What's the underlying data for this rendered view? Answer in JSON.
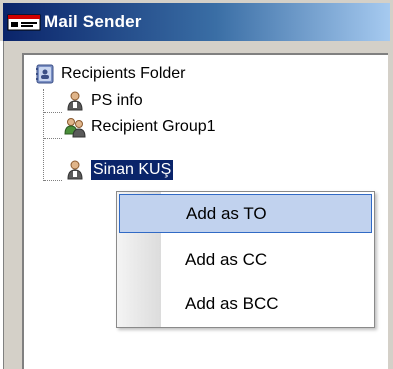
{
  "window": {
    "title": "Mail Sender",
    "title_icon": "mail-card-icon"
  },
  "tree": {
    "root": {
      "label": "Recipients Folder",
      "icon": "address-book-icon"
    },
    "children": [
      {
        "label": "PS info",
        "icon": "person-icon",
        "selected": false
      },
      {
        "label": "Recipient Group1",
        "icon": "group-icon",
        "selected": false
      },
      {
        "label": "Sinan KUŞ",
        "icon": "person-icon",
        "selected": true
      }
    ]
  },
  "context_menu": {
    "items": [
      {
        "label": "Add as TO",
        "highlighted": true
      },
      {
        "label": "Add as CC",
        "highlighted": false
      },
      {
        "label": "Add as BCC",
        "highlighted": false
      }
    ]
  },
  "colors": {
    "selection_bg": "#0a246a",
    "menu_highlight_bg": "#c1d2ee",
    "menu_highlight_border": "#316ac5",
    "titlebar_start": "#0a246a",
    "titlebar_end": "#a6caf0"
  }
}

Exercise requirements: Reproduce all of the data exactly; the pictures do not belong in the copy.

Solution:
What's the underlying data for this rendered view? Answer in JSON.
{
  "window": {
    "title": "Mail Sender",
    "title_icon": "mail-card-icon"
  },
  "tree": {
    "root": {
      "label": "Recipients Folder",
      "icon": "address-book-icon"
    },
    "children": [
      {
        "label": "PS info",
        "icon": "person-icon",
        "selected": false
      },
      {
        "label": "Recipient Group1",
        "icon": "group-icon",
        "selected": false
      },
      {
        "label": "Sinan KUŞ",
        "icon": "person-icon",
        "selected": true
      }
    ]
  },
  "context_menu": {
    "items": [
      {
        "label": "Add as TO",
        "highlighted": true
      },
      {
        "label": "Add as CC",
        "highlighted": false
      },
      {
        "label": "Add as BCC",
        "highlighted": false
      }
    ]
  },
  "colors": {
    "selection_bg": "#0a246a",
    "menu_highlight_bg": "#c1d2ee",
    "menu_highlight_border": "#316ac5",
    "titlebar_start": "#0a246a",
    "titlebar_end": "#a6caf0"
  }
}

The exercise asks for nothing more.